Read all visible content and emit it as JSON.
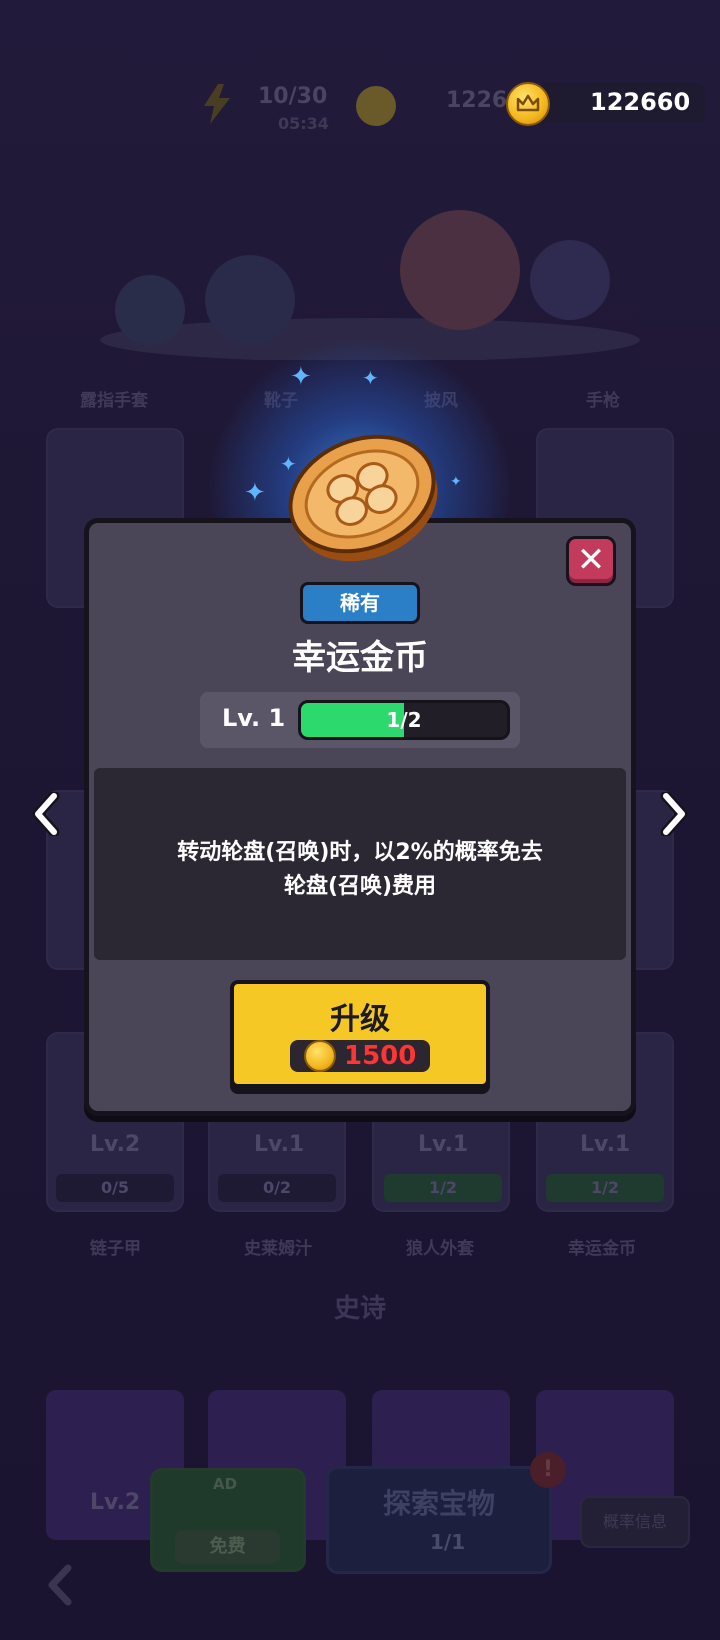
{
  "hud": {
    "energy": "10/30",
    "timer": "05:34",
    "crowns": "1226",
    "gold": "122660"
  },
  "background": {
    "top_labels": [
      "露指手套",
      "靴子",
      "披风",
      "手枪"
    ],
    "cards_row3": [
      {
        "name": "链子甲",
        "lv": "Lv.2",
        "progress": "0/5"
      },
      {
        "name": "史莱姆汁",
        "lv": "Lv.1",
        "progress": "0/2"
      },
      {
        "name": "狼人外套",
        "lv": "Lv.1",
        "progress": "1/2"
      },
      {
        "name": "幸运金币",
        "lv": "Lv.1",
        "progress": "1/2"
      }
    ],
    "section_title": "史诗",
    "epic_lv": "Lv.2",
    "ad_label": "AD",
    "free_label": "免费",
    "explore_title": "探索宝物",
    "explore_count": "1/1",
    "prob_info": "概率信息"
  },
  "modal": {
    "rarity": "稀有",
    "item_name": "幸运金币",
    "level": "Lv. 1",
    "progress_text": "1/2",
    "progress_fraction": 0.5,
    "description_line1": "转动轮盘(召唤)时，以2%的概率免去",
    "description_line2": "轮盘(召唤)费用",
    "upgrade_label": "升级",
    "upgrade_cost": "1500",
    "close_symbol": "✕"
  },
  "colors": {
    "rarity_blue": "#2a7fc6",
    "progress_green": "#2bd96c",
    "upgrade_yellow": "#f5c825",
    "cost_red": "#ff3434",
    "close_red": "#c23a5c"
  }
}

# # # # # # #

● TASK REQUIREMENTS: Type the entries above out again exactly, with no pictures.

● WRITTEN SOLUTION:
Read all visible content and emit it as JSON.
{
  "hud": {
    "energy": "10/30",
    "timer": "05:34",
    "crowns": "1226",
    "gold": "122660"
  },
  "background": {
    "top_labels": [
      "露指手套",
      "靴子",
      "披风",
      "手枪"
    ],
    "cards_row3": [
      {
        "name": "链子甲",
        "lv": "Lv.2",
        "progress": "0/5"
      },
      {
        "name": "史莱姆汁",
        "lv": "Lv.1",
        "progress": "0/2"
      },
      {
        "name": "狼人外套",
        "lv": "Lv.1",
        "progress": "1/2"
      },
      {
        "name": "幸运金币",
        "lv": "Lv.1",
        "progress": "1/2"
      }
    ],
    "section_title": "史诗",
    "epic_lv": "Lv.2",
    "ad_label": "AD",
    "free_label": "免费",
    "explore_title": "探索宝物",
    "explore_count": "1/1",
    "prob_info": "概率信息"
  },
  "modal": {
    "rarity": "稀有",
    "item_name": "幸运金币",
    "level": "Lv. 1",
    "progress_text": "1/2",
    "progress_fraction": 0.5,
    "description_line1": "转动轮盘(召唤)时，以2%的概率免去",
    "description_line2": "轮盘(召唤)费用",
    "upgrade_label": "升级",
    "upgrade_cost": "1500",
    "close_symbol": "✕"
  },
  "colors": {
    "rarity_blue": "#2a7fc6",
    "progress_green": "#2bd96c",
    "upgrade_yellow": "#f5c825",
    "cost_red": "#ff3434",
    "close_red": "#c23a5c"
  }
}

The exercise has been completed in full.